Data records for software interfaces
• • • •
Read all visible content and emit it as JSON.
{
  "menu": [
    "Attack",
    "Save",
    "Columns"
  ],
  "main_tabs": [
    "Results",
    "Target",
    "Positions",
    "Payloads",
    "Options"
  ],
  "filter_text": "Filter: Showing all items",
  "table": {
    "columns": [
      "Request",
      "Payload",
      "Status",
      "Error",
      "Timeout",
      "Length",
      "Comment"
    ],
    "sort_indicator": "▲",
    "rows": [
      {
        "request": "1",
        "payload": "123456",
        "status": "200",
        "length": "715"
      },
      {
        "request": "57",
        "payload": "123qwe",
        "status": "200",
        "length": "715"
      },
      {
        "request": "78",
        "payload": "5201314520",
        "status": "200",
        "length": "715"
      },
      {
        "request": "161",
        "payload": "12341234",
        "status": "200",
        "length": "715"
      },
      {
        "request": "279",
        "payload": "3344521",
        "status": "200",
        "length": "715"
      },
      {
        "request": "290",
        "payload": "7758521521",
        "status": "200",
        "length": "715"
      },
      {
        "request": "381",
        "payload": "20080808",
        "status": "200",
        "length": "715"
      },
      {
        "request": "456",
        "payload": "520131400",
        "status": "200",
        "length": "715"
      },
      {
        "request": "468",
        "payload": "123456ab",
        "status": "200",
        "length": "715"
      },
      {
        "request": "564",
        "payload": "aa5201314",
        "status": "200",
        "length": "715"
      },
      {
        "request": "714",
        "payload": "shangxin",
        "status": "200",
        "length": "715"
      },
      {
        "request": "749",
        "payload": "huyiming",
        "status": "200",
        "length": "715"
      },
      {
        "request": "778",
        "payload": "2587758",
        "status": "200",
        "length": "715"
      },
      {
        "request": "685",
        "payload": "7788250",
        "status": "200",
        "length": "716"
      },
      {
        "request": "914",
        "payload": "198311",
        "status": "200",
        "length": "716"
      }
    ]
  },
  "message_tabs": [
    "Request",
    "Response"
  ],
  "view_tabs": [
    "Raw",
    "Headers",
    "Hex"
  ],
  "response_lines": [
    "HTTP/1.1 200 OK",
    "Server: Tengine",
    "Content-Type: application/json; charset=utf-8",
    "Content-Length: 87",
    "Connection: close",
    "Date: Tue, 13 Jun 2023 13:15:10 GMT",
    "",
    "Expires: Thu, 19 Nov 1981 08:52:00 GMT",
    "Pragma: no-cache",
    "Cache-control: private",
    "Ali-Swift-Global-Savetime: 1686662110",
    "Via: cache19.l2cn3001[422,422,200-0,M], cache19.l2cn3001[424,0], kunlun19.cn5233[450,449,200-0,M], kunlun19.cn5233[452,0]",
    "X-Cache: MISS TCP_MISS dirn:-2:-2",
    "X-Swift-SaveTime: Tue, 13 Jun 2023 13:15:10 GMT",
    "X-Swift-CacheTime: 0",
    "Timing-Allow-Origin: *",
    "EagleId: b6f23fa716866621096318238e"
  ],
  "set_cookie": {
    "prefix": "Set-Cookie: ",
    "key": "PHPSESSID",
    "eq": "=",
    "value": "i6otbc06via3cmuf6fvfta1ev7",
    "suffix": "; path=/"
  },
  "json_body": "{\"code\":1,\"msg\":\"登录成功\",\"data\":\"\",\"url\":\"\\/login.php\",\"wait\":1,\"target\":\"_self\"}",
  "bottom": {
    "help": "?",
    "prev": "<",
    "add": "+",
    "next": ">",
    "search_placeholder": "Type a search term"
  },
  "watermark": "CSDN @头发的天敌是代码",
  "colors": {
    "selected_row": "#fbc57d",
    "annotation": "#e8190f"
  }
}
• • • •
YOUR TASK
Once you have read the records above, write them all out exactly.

ANSWER BOX
Read all visible content and emit it as JSON.
{
  "menu": [
    "Attack",
    "Save",
    "Columns"
  ],
  "main_tabs": [
    "Results",
    "Target",
    "Positions",
    "Payloads",
    "Options"
  ],
  "filter_text": "Filter: Showing all items",
  "table": {
    "columns": [
      "Request",
      "Payload",
      "Status",
      "Error",
      "Timeout",
      "Length",
      "Comment"
    ],
    "sort_indicator": "▲",
    "rows": [
      {
        "request": "1",
        "payload": "123456",
        "status": "200",
        "length": "715"
      },
      {
        "request": "57",
        "payload": "123qwe",
        "status": "200",
        "length": "715"
      },
      {
        "request": "78",
        "payload": "5201314520",
        "status": "200",
        "length": "715"
      },
      {
        "request": "161",
        "payload": "12341234",
        "status": "200",
        "length": "715"
      },
      {
        "request": "279",
        "payload": "3344521",
        "status": "200",
        "length": "715"
      },
      {
        "request": "290",
        "payload": "7758521521",
        "status": "200",
        "length": "715"
      },
      {
        "request": "381",
        "payload": "20080808",
        "status": "200",
        "length": "715"
      },
      {
        "request": "456",
        "payload": "520131400",
        "status": "200",
        "length": "715"
      },
      {
        "request": "468",
        "payload": "123456ab",
        "status": "200",
        "length": "715"
      },
      {
        "request": "564",
        "payload": "aa5201314",
        "status": "200",
        "length": "715"
      },
      {
        "request": "714",
        "payload": "shangxin",
        "status": "200",
        "length": "715"
      },
      {
        "request": "749",
        "payload": "huyiming",
        "status": "200",
        "length": "715"
      },
      {
        "request": "778",
        "payload": "2587758",
        "status": "200",
        "length": "715"
      },
      {
        "request": "685",
        "payload": "7788250",
        "status": "200",
        "length": "716"
      },
      {
        "request": "914",
        "payload": "198311",
        "status": "200",
        "length": "716"
      }
    ]
  },
  "message_tabs": [
    "Request",
    "Response"
  ],
  "view_tabs": [
    "Raw",
    "Headers",
    "Hex"
  ],
  "response_lines": [
    "HTTP/1.1 200 OK",
    "Server: Tengine",
    "Content-Type: application/json; charset=utf-8",
    "Content-Length: 87",
    "Connection: close",
    "Date: Tue, 13 Jun 2023 13:15:10 GMT",
    "",
    "Expires: Thu, 19 Nov 1981 08:52:00 GMT",
    "Pragma: no-cache",
    "Cache-control: private",
    "Ali-Swift-Global-Savetime: 1686662110",
    "Via: cache19.l2cn3001[422,422,200-0,M], cache19.l2cn3001[424,0], kunlun19.cn5233[450,449,200-0,M], kunlun19.cn5233[452,0]",
    "X-Cache: MISS TCP_MISS dirn:-2:-2",
    "X-Swift-SaveTime: Tue, 13 Jun 2023 13:15:10 GMT",
    "X-Swift-CacheTime: 0",
    "Timing-Allow-Origin: *",
    "EagleId: b6f23fa716866621096318238e"
  ],
  "set_cookie": {
    "prefix": "Set-Cookie: ",
    "key": "PHPSESSID",
    "eq": "=",
    "value": "i6otbc06via3cmuf6fvfta1ev7",
    "suffix": "; path=/"
  },
  "json_body": "{\"code\":1,\"msg\":\"登录成功\",\"data\":\"\",\"url\":\"\\/login.php\",\"wait\":1,\"target\":\"_self\"}",
  "bottom": {
    "help": "?",
    "prev": "<",
    "add": "+",
    "next": ">",
    "search_placeholder": "Type a search term"
  },
  "watermark": "CSDN @头发的天敌是代码",
  "colors": {
    "selected_row": "#fbc57d",
    "annotation": "#e8190f"
  }
}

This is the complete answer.